• WHAT YOU WILL DO: The count of lines below that include the string "this" is the whole answer.

═════ DATASET ENTRIES ═════

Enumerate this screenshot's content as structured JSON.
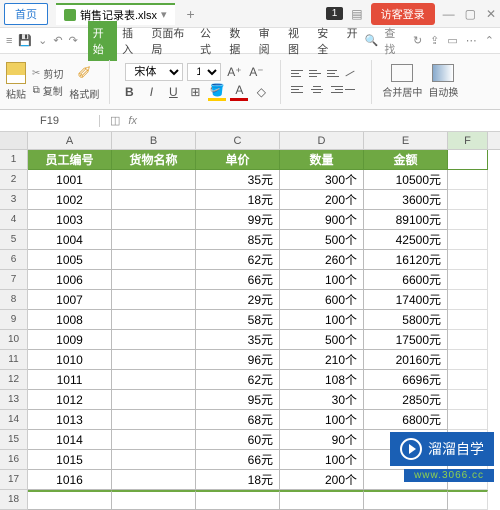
{
  "titlebar": {
    "home": "首页",
    "doc_name": "销售记录表.xlsx",
    "page_indicator": "1",
    "login": "访客登录"
  },
  "menu": {
    "items": [
      "开始",
      "插入",
      "页面布局",
      "公式",
      "数据",
      "审阅",
      "视图",
      "安全",
      "开"
    ],
    "search": "查找",
    "active_index": 0
  },
  "toolbar": {
    "paste": "粘贴",
    "cut": "剪切",
    "copy": "复制",
    "format_painter": "格式刷",
    "font_name": "宋体",
    "font_size": "11",
    "merge": "合并居中",
    "auto_wrap": "自动换"
  },
  "namebar": {
    "cell_ref": "F19",
    "fx": "fx"
  },
  "columns": [
    "A",
    "B",
    "C",
    "D",
    "E",
    "F"
  ],
  "header_row": [
    "员工编号",
    "货物名称",
    "单价",
    "数量",
    "金额"
  ],
  "data_rows": [
    {
      "n": "2",
      "a": "1001",
      "b": "",
      "c": "35元",
      "d": "300个",
      "e": "10500元"
    },
    {
      "n": "3",
      "a": "1002",
      "b": "",
      "c": "18元",
      "d": "200个",
      "e": "3600元"
    },
    {
      "n": "4",
      "a": "1003",
      "b": "",
      "c": "99元",
      "d": "900个",
      "e": "89100元"
    },
    {
      "n": "5",
      "a": "1004",
      "b": "",
      "c": "85元",
      "d": "500个",
      "e": "42500元"
    },
    {
      "n": "6",
      "a": "1005",
      "b": "",
      "c": "62元",
      "d": "260个",
      "e": "16120元"
    },
    {
      "n": "7",
      "a": "1006",
      "b": "",
      "c": "66元",
      "d": "100个",
      "e": "6600元"
    },
    {
      "n": "8",
      "a": "1007",
      "b": "",
      "c": "29元",
      "d": "600个",
      "e": "17400元"
    },
    {
      "n": "9",
      "a": "1008",
      "b": "",
      "c": "58元",
      "d": "100个",
      "e": "5800元"
    },
    {
      "n": "10",
      "a": "1009",
      "b": "",
      "c": "35元",
      "d": "500个",
      "e": "17500元"
    },
    {
      "n": "11",
      "a": "1010",
      "b": "",
      "c": "96元",
      "d": "210个",
      "e": "20160元"
    },
    {
      "n": "12",
      "a": "1011",
      "b": "",
      "c": "62元",
      "d": "108个",
      "e": "6696元"
    },
    {
      "n": "13",
      "a": "1012",
      "b": "",
      "c": "95元",
      "d": "30个",
      "e": "2850元"
    },
    {
      "n": "14",
      "a": "1013",
      "b": "",
      "c": "68元",
      "d": "100个",
      "e": "6800元"
    },
    {
      "n": "15",
      "a": "1014",
      "b": "",
      "c": "60元",
      "d": "90个",
      "e": ""
    },
    {
      "n": "16",
      "a": "1015",
      "b": "",
      "c": "66元",
      "d": "100个",
      "e": ""
    },
    {
      "n": "17",
      "a": "1016",
      "b": "",
      "c": "18元",
      "d": "200个",
      "e": ""
    }
  ],
  "watermark": {
    "title": "溜溜自学",
    "url": "www.3066.cc"
  }
}
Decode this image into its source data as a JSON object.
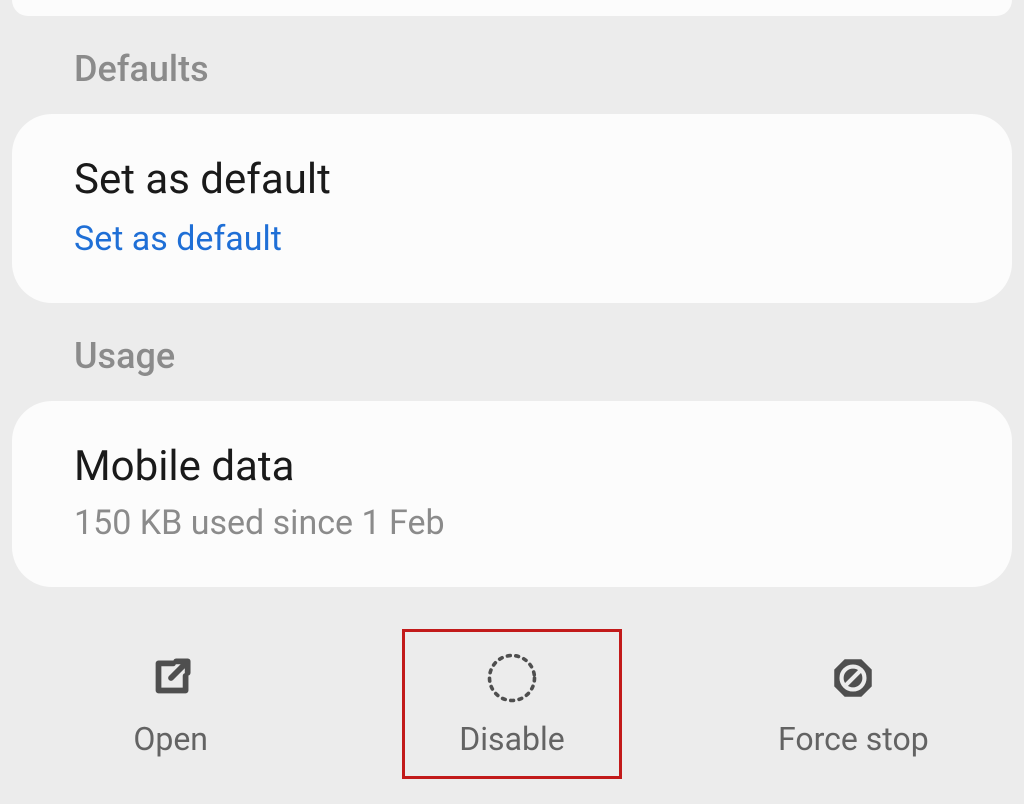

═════

• TASK OUTPUT: 2